Although summer is not yet over, the “vacation” that many investors seem to have taken with respect to their muni investment perspective may well be coming to an end.

The timeline leading up to the summer months included headline-generating withdrawals from mutual funds and a calendar of newly issued bonds that may push the 2015 yearend totals beyond those of last year. Even though rates were pushed higher by these elements and concerns for Puerto Rico and Illinois, the apparent reticence of investors to engage seems to have created a better landscape for buyers of municipals now than earlier in the year

I believe this 2015 summer of discontent should now be viewed in the context of opportunity, not avoidance.

It should be clear that the vast diversity of the marketplace appears to have remained little changed by the select and unfortunate affairs plaguing the governments of Puerto Rico and Illinois.

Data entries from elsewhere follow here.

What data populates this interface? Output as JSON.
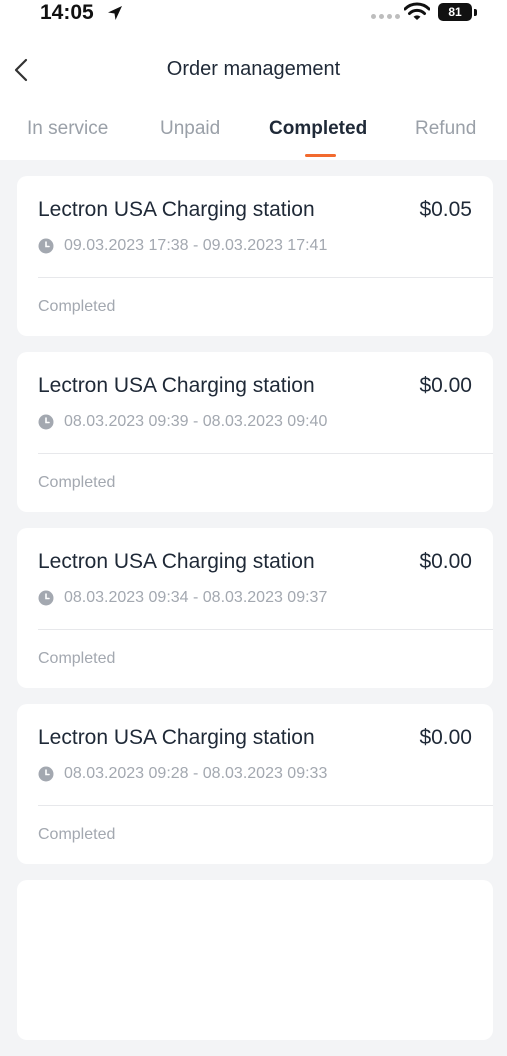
{
  "status_bar": {
    "time": "14:05",
    "battery": "81"
  },
  "header": {
    "title": "Order management"
  },
  "tabs": [
    {
      "label": "In service"
    },
    {
      "label": "Unpaid"
    },
    {
      "label": "Completed"
    },
    {
      "label": "Refund"
    }
  ],
  "active_tab": "Completed",
  "colors": {
    "accent": "#f26a2e",
    "background": "#f3f4f6",
    "muted_text": "#a3a8b0"
  },
  "orders": [
    {
      "station": "Lectron USA Charging station",
      "price": "$0.05",
      "time": "09.03.2023 17:38 - 09.03.2023 17:41",
      "status": "Completed"
    },
    {
      "station": "Lectron USA Charging station",
      "price": "$0.00",
      "time": "08.03.2023 09:39 - 08.03.2023 09:40",
      "status": "Completed"
    },
    {
      "station": "Lectron USA Charging station",
      "price": "$0.00",
      "time": "08.03.2023 09:34 - 08.03.2023 09:37",
      "status": "Completed"
    },
    {
      "station": "Lectron USA Charging station",
      "price": "$0.00",
      "time": "08.03.2023 09:28 - 08.03.2023 09:33",
      "status": "Completed"
    }
  ]
}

It should also be clear that whether it is the devaluation of the Chinese Yuan or the drop in oil prices cutting revenue and investment in Canada and the U.S., the Federal Reserve is left with little room to effect more than a small rise in short-term rates through the remainder of the year, in my opinion. That specific concern, over a potential Federal Reserve rate hike, has overshadowed the other events this summer mentioned above. But now it appears the focus should be on fundamentals and opportunity. One month ago (see post from Thursday, 7/16/2015) I summarized the rise in rates to date for investment grade municipals. I feel it is not a stretch to view that move as complementary to any rate move by the Federal Reserve.

Barclays notes that currently its Municipal Bond Index is positive for the month of August, as well as positive (+1.00%) for the past three months. Its summary of July shows, again, that risk-adjusted returns for investment grade municipals continue to stand out versus other asset classes.